Let $a\in \mathbb R$ and $f(x)$ be and infinitely differentiable function on an interval $I$ containing $a$. Then the one-dimensional Taylor series of $f$ around $a$ is given by

Recall that, in real analysis, Taylor's theorem gives an approximation of a $k$-times differentiable function around a given point by a $k$-th order Taylor polynomial.

For example, the best linear approximation for $f(x)$ is
$$f(x)\approx f(a)+f′(a)(x−a).$$
This linear approximation fits $f(x)$ with a line through $x=a$ that matches the slope of $f$ at $a$.

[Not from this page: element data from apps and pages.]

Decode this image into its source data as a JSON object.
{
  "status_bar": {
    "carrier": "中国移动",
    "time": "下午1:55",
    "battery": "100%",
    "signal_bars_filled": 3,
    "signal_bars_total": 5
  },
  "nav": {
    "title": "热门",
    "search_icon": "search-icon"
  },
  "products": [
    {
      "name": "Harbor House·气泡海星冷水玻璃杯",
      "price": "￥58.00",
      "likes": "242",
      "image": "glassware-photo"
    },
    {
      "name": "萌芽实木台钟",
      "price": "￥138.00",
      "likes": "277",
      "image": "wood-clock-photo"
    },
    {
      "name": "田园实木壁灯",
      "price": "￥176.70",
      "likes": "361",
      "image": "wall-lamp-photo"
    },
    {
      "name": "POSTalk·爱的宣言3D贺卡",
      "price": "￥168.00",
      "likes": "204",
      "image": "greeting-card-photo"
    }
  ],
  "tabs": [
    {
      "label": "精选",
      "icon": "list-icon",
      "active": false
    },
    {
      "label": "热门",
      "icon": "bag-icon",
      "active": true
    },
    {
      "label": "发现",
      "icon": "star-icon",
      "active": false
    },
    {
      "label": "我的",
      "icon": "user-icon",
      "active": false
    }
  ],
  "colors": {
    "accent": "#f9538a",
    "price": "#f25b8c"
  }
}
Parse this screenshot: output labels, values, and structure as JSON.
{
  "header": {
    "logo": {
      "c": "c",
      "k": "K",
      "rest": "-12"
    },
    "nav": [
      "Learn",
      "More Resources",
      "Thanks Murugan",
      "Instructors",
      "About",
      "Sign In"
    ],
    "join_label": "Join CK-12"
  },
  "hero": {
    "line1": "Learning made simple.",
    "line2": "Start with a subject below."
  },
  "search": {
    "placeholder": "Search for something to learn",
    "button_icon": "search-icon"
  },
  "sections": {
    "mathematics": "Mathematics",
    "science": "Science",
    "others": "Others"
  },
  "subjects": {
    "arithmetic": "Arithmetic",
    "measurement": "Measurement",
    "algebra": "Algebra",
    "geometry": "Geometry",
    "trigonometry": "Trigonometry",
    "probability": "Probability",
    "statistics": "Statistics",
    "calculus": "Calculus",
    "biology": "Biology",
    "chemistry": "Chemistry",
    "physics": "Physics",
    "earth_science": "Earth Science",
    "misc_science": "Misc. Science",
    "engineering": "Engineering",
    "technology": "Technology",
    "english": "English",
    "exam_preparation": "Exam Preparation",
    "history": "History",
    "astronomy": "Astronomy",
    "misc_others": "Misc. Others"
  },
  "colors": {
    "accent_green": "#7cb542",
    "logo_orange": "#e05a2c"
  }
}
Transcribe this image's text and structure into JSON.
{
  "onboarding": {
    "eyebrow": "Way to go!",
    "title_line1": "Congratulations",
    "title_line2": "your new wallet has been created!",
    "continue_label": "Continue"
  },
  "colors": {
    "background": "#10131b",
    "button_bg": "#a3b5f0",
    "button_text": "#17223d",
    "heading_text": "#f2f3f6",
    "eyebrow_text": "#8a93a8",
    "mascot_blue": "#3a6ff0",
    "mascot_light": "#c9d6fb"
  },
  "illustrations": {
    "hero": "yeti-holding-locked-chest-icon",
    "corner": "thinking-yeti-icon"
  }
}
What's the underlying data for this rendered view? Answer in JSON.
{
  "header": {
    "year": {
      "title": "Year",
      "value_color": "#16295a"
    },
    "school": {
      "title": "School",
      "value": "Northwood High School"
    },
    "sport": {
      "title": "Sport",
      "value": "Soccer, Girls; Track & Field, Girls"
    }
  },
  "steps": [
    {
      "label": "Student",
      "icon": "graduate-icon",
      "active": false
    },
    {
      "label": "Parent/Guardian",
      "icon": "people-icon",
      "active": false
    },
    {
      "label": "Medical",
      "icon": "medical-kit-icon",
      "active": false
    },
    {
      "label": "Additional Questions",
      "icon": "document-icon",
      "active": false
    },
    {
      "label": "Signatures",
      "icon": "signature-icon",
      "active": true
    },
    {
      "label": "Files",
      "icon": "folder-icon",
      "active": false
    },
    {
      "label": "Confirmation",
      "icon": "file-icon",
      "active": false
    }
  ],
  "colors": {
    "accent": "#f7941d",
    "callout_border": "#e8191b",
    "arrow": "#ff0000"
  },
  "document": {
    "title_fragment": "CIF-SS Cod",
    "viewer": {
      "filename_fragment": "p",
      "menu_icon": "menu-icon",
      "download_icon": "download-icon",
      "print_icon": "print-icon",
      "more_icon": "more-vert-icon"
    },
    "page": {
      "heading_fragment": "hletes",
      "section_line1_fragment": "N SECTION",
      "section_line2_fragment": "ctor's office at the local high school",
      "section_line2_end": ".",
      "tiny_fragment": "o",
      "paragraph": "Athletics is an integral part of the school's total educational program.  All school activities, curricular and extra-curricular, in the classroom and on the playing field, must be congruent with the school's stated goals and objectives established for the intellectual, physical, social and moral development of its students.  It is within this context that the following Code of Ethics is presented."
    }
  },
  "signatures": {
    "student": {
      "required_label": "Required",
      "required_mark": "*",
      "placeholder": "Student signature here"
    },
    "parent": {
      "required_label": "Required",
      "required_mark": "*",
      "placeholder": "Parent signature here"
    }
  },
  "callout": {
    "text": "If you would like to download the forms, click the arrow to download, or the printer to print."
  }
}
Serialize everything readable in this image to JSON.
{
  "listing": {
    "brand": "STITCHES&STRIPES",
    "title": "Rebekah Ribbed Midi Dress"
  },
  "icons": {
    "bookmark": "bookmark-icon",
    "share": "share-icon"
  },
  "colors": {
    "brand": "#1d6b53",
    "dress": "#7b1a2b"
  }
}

For a better approximation we can add other terms in the expansion. For instance, the best quadratic approximation is
$$f(x)\approx f(a)+f'(a)(x−a)+\frac12 f''(a)(x−a)^2.$$

The following applet shows the partial sums of the Taylor series for a given function. Drag the slider to show more terms of the series. Drag the point a or change the function.

Sorry, the applet is not supported for small screens. Rotate your device to landscape. Or resize your window so it's more wide than tall.

For Complex Functions

Suppose that a function $f$ is analytic throughout a disk $|z -z_0|< R_0$,
centred at $z_0$ and with radius $R_0$. Then $f (z)$ has the power series representation
\begin{eqnarray}\label{seriefunction}
f(z)=\sum_{n=0}^{\infty} a_n(z-z_0)^n\quad (|z-z_0|<R_0),
\end{eqnarray}
where
\begin{eqnarray}
a_n=\frac{f^{(n)}(z_0)}{n!}\quad (n=0,1,2,\ldots)
\end{eqnarray}
That is, series (\ref{seriefunction}) converges to $f (z)$ when $z$ lies in the stated open disk.

Dynamic Exploration

On the left side of the applet below, a phase portrait of a complex function is displayed. On the right side, you can see the approximation of the function through it's Taylor polynomials at the blue base point $z_0$.

The complex function, the base point $z_0$, the order of the polynomial and the zoom can be modified.

f(z) =

You can also select one function of the following list:

Sorry, the applet is not supported for small screens. Rotate your device to landscape. Or resize your window so it's more wide than tall.

Note: The applet was originally written by Aaron Montag using CindyJS. The source can be found at GitHub.